Nelson Mandela will celebrate his 89th birthday tomorrow. To mark the occasion, Mandela, along with Jimmy Carter, Kofi Annan, and other “elders” of our global village will launch an extraordinary worldwide humanitarian campaign. The Council of Elders, as the Daily Mail calls it, will be a “United Nations of the great, the good and the rich.” (Expect Clinton—Bill, that is—to have a leading role.)
Conceived by entrepreneur Richard Branson and musician Peter Gabriel, this new assemblage will tackle (and presumably attempt to eradicate) armed conflict, AIDS, and global warming. But are these people really capable of saving the world? Many of the big names on this list didn’t exactly distinguish themselves the first time around. Kofi Annan presided over the decline and (further) corruption of the United Nations; Bill Clinton, his successes at home notwithstanding, failed to use American power abroad wisely. Carter was weak as a president, and seems to have gone around the bend since leaving office. It will take people of great vision and courage to guide the world through the strife undoubtedly lying ahead. (As Washington journalist David von Drehle memorably put it, “some very different sort of world is roaring up at us.”) These “elders,” unfortunately, do not possess that vision.
This new multilateralist group may have commendable aims; ironically, its charter members have helped discredit multilateralism as an instrument in global politics.
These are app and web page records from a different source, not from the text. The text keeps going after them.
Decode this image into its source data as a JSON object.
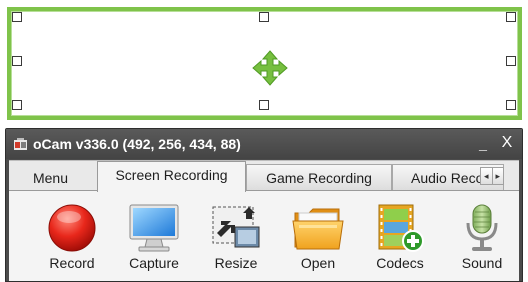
{
  "capture": {
    "frame_color": "#7fc34a",
    "move_icon": "move-arrows-icon"
  },
  "window": {
    "title": "oCam v336.0 (492, 256, 434, 88)",
    "minimize_label": "_",
    "close_label": "X"
  },
  "tabs": [
    {
      "label": "Menu"
    },
    {
      "label": "Screen Recording"
    },
    {
      "label": "Game Recording"
    },
    {
      "label": "Audio Reco"
    }
  ],
  "tab_scroll": {
    "left": "◂",
    "right": "▸"
  },
  "toolbar": {
    "record": {
      "label": "Record",
      "icon": "record-icon"
    },
    "capture": {
      "label": "Capture",
      "icon": "monitor-icon"
    },
    "resize": {
      "label": "Resize",
      "icon": "resize-icon"
    },
    "open": {
      "label": "Open",
      "icon": "folder-icon"
    },
    "codecs": {
      "label": "Codecs",
      "icon": "film-plus-icon"
    },
    "sound": {
      "label": "Sound",
      "icon": "microphone-icon"
    }
  }
}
I worry that this irony will be obscured by the pomp and circumstance attending tomorrow’s celebration.